At a dinner honoring forty-nine Nobel laureates, President Kennedy looked around and pronounced that this was the “most extraordinary collection of talent and of human knowledge that has ever been gathered together at the White House with the possible exception of when Thomas Jefferson dined alone.”
That Thomas Jefferson was brilliant is undeniable. He was the principal author of the Declaration of Independence. He founded the University of Virginia. He was a renowned horticulturalist, botanist, and architect. He was an accomplished inventor, designing the Lazy Susan, a folding chair, and a pedometer, though he refused to pursue a patent on any of them.
That Thomas Jefferson dined alone is more suspect. Continue reading
In 1934, a day after meeting her, Lyndon Johnson, a 26-year old congressional aide, asked Lady Bird Taylor to marry him. A few months later, Taylor yielded to Johnson’s pressure, and the two were married. Sam Rayburn, the Speaker of the House and a long-time friend to Johnson, later told him that marrying Lady Bird was the wisest decision he ever made.

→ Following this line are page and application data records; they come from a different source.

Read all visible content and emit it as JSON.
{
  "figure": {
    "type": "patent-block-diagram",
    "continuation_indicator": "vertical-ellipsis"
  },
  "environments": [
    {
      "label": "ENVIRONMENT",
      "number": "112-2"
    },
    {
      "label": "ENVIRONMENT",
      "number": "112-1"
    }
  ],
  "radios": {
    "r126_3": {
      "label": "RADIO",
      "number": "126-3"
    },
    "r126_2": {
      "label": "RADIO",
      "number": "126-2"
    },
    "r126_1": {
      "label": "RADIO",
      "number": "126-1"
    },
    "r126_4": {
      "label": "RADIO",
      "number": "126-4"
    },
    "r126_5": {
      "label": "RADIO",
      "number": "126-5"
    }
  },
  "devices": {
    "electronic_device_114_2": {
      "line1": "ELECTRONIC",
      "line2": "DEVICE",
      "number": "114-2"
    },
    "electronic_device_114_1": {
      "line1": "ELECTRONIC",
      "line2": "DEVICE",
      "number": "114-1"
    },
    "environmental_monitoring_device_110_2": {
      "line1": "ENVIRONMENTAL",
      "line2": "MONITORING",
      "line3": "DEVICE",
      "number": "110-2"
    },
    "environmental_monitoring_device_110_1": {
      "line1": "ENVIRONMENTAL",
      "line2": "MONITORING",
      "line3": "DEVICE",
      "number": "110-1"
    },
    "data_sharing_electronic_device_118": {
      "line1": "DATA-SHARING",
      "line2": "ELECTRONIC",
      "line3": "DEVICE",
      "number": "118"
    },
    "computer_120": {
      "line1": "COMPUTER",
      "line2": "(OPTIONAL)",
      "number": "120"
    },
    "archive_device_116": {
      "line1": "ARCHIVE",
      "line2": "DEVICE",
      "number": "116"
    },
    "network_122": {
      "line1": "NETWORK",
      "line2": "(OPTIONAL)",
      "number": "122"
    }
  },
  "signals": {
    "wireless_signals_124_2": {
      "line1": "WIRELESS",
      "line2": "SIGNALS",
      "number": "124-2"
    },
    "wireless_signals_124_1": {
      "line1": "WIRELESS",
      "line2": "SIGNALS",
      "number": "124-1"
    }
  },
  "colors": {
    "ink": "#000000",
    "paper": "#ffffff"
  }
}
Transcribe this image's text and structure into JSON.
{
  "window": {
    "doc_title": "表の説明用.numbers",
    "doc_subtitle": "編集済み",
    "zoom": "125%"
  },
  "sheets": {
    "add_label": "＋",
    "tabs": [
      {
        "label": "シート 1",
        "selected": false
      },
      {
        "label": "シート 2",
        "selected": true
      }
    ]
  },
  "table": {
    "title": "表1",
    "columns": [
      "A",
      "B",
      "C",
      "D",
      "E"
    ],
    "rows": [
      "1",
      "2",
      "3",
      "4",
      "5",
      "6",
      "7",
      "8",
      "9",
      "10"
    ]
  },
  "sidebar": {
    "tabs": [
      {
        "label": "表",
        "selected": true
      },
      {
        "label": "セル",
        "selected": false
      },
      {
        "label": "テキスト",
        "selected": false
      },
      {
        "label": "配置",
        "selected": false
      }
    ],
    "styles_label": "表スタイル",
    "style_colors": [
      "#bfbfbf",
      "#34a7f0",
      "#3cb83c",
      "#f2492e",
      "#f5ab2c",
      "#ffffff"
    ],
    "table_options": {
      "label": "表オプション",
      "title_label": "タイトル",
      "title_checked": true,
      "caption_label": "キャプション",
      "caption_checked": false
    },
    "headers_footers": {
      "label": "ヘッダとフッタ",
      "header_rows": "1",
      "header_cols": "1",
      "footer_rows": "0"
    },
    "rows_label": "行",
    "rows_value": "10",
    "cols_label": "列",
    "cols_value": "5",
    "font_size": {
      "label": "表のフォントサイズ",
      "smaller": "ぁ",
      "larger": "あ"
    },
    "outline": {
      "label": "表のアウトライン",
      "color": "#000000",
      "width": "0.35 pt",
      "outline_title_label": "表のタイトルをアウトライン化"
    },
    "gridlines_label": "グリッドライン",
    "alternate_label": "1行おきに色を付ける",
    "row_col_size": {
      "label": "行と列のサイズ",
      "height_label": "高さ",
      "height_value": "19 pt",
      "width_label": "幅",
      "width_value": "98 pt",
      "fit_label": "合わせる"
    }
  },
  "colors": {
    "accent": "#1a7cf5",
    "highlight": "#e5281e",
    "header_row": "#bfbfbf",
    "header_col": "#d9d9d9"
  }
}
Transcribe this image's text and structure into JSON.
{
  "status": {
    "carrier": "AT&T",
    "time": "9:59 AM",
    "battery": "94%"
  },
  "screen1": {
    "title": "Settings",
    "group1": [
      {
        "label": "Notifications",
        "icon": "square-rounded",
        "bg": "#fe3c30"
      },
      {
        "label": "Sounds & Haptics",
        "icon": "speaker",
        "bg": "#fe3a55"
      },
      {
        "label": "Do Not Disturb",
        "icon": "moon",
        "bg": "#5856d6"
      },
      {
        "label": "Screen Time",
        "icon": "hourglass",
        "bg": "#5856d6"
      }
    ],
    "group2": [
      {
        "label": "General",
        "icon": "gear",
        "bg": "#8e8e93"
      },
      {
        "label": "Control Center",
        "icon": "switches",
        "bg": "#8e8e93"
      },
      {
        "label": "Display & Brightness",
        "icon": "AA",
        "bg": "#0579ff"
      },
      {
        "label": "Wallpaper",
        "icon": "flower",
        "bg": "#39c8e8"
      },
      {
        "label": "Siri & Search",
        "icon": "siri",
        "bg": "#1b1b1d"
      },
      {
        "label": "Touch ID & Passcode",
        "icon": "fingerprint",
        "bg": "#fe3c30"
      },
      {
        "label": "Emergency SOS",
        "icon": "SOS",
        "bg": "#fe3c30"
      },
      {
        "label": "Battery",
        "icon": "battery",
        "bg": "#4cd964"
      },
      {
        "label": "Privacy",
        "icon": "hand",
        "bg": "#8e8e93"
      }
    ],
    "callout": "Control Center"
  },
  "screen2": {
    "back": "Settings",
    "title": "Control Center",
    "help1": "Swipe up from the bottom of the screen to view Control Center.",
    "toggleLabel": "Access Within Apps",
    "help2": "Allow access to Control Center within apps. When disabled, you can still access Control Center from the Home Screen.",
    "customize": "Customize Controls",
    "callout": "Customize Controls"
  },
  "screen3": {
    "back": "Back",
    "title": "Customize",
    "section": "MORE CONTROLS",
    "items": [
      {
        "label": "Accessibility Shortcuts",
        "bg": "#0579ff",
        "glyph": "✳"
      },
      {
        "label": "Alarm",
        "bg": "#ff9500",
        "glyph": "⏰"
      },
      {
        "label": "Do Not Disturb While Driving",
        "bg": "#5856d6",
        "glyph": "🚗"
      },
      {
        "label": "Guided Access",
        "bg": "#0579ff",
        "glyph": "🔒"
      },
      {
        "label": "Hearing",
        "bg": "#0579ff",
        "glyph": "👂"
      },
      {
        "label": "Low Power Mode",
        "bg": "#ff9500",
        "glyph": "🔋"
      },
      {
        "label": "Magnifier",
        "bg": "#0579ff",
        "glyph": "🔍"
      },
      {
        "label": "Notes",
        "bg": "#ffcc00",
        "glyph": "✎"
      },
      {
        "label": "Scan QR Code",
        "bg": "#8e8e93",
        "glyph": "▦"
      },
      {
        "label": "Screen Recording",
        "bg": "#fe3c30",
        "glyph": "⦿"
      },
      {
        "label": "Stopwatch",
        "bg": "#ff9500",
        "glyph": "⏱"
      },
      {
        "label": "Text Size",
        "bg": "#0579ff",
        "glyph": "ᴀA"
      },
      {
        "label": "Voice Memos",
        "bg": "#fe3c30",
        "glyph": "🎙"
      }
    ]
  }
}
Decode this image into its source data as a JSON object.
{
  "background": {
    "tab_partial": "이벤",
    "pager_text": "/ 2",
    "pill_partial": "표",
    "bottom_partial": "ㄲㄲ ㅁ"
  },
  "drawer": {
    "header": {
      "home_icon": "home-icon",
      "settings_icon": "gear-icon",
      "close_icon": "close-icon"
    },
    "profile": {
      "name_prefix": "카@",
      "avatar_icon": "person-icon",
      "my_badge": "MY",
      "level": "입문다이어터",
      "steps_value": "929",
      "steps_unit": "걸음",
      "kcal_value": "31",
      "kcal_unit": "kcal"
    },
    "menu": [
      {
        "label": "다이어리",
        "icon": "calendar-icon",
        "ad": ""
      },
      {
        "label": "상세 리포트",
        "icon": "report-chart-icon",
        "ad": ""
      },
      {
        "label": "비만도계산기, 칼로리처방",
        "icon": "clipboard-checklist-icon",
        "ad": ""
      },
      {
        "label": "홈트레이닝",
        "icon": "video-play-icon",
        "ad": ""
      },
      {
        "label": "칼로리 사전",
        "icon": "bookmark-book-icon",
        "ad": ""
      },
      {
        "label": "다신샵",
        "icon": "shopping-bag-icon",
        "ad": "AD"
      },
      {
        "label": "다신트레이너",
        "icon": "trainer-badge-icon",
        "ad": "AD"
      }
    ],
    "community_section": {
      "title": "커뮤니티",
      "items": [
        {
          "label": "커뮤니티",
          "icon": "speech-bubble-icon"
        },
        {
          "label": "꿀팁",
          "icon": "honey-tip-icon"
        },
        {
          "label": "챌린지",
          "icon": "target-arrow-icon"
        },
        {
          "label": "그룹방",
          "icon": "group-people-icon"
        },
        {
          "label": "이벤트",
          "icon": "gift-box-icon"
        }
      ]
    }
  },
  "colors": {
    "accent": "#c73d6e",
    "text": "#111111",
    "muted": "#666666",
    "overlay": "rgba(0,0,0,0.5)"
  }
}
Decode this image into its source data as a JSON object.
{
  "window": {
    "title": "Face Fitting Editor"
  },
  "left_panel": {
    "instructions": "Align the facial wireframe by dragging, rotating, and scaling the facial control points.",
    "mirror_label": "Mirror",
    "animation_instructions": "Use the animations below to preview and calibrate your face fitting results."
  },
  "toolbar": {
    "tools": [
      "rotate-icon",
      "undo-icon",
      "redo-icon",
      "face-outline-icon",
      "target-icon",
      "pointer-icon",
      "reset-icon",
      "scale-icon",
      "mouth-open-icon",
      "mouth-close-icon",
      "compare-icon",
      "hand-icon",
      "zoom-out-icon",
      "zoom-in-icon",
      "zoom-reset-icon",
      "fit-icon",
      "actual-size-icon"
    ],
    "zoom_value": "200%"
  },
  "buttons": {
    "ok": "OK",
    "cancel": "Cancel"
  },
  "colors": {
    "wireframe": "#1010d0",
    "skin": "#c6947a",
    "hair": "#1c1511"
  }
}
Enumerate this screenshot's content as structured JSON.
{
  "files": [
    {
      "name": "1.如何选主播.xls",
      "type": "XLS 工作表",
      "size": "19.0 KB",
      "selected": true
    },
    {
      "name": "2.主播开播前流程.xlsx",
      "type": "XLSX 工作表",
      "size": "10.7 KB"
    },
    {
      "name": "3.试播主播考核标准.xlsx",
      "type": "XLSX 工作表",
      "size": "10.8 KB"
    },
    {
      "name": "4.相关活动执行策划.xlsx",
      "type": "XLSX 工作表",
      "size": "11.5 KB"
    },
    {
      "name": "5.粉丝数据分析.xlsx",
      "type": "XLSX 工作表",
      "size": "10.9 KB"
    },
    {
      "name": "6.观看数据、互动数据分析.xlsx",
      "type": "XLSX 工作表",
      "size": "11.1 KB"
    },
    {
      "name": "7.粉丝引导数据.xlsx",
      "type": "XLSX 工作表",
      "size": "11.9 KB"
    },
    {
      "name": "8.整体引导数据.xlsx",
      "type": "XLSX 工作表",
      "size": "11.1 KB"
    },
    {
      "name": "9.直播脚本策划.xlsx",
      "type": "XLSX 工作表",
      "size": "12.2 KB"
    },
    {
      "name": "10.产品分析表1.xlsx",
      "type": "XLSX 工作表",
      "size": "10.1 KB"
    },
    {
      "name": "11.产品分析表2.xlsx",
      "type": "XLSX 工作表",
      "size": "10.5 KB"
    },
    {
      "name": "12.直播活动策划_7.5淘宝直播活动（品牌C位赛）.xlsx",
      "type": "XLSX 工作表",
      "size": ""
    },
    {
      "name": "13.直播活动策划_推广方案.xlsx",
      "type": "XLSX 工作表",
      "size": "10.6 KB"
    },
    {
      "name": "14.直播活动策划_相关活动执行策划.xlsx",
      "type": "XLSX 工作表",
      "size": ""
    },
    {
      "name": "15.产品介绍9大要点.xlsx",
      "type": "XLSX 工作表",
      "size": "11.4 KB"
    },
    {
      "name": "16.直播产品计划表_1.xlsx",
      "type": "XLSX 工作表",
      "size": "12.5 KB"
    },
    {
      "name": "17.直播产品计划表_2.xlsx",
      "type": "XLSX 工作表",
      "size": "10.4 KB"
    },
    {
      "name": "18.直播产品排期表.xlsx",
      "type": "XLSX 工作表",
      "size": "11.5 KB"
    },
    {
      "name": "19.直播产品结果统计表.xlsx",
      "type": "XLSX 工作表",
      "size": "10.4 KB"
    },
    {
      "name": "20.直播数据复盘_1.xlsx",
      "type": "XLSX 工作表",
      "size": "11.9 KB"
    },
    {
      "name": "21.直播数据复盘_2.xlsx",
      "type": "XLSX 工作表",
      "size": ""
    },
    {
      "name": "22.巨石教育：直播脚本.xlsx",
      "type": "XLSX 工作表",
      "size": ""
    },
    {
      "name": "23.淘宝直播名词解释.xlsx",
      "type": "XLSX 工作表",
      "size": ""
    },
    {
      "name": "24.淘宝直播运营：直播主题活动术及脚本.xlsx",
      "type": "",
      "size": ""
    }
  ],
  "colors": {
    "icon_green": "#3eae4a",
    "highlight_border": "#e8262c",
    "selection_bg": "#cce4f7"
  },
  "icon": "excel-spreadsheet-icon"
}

Indeed, Lady Bird Johnson was a quick study. She graduated from high school at the age of 15, and the University of Texas at 20, finishing in the top 10 of her class. She stayed another year at Texas, earning a journalism degree. In 1943, with her husband (now a Congressman) off at war, Johnson used her inheritance to buy a small Austin radio station. In a matter of years, she transformed the debt-ridden radio station into a media empire worth hundreds of millions of dollars. According to one biographer, Lady Bird was the only first lady to have built and sustained a fortune with her own money.
Her business acumen extended into the legislative arena as well. When President Kennedy won Texas in the presidential election, Continue reading
Today, the Nation welcomed its 44th President. Like most, I had to watch the Inauguration from a distance. But since I could not make the trip to Washington, I decided to see how I might otherwise get a taste of this historic event.
In looking for ideas, I read that the Ritz-Carlton Hotels had decided to forgo putting mints on its guests’ pillows. In place of the mints, the Ritz-Carlton catered to its Inauguration visitors by serving them the First Lady’s Shortbread Cookies. These cookies, Continue reading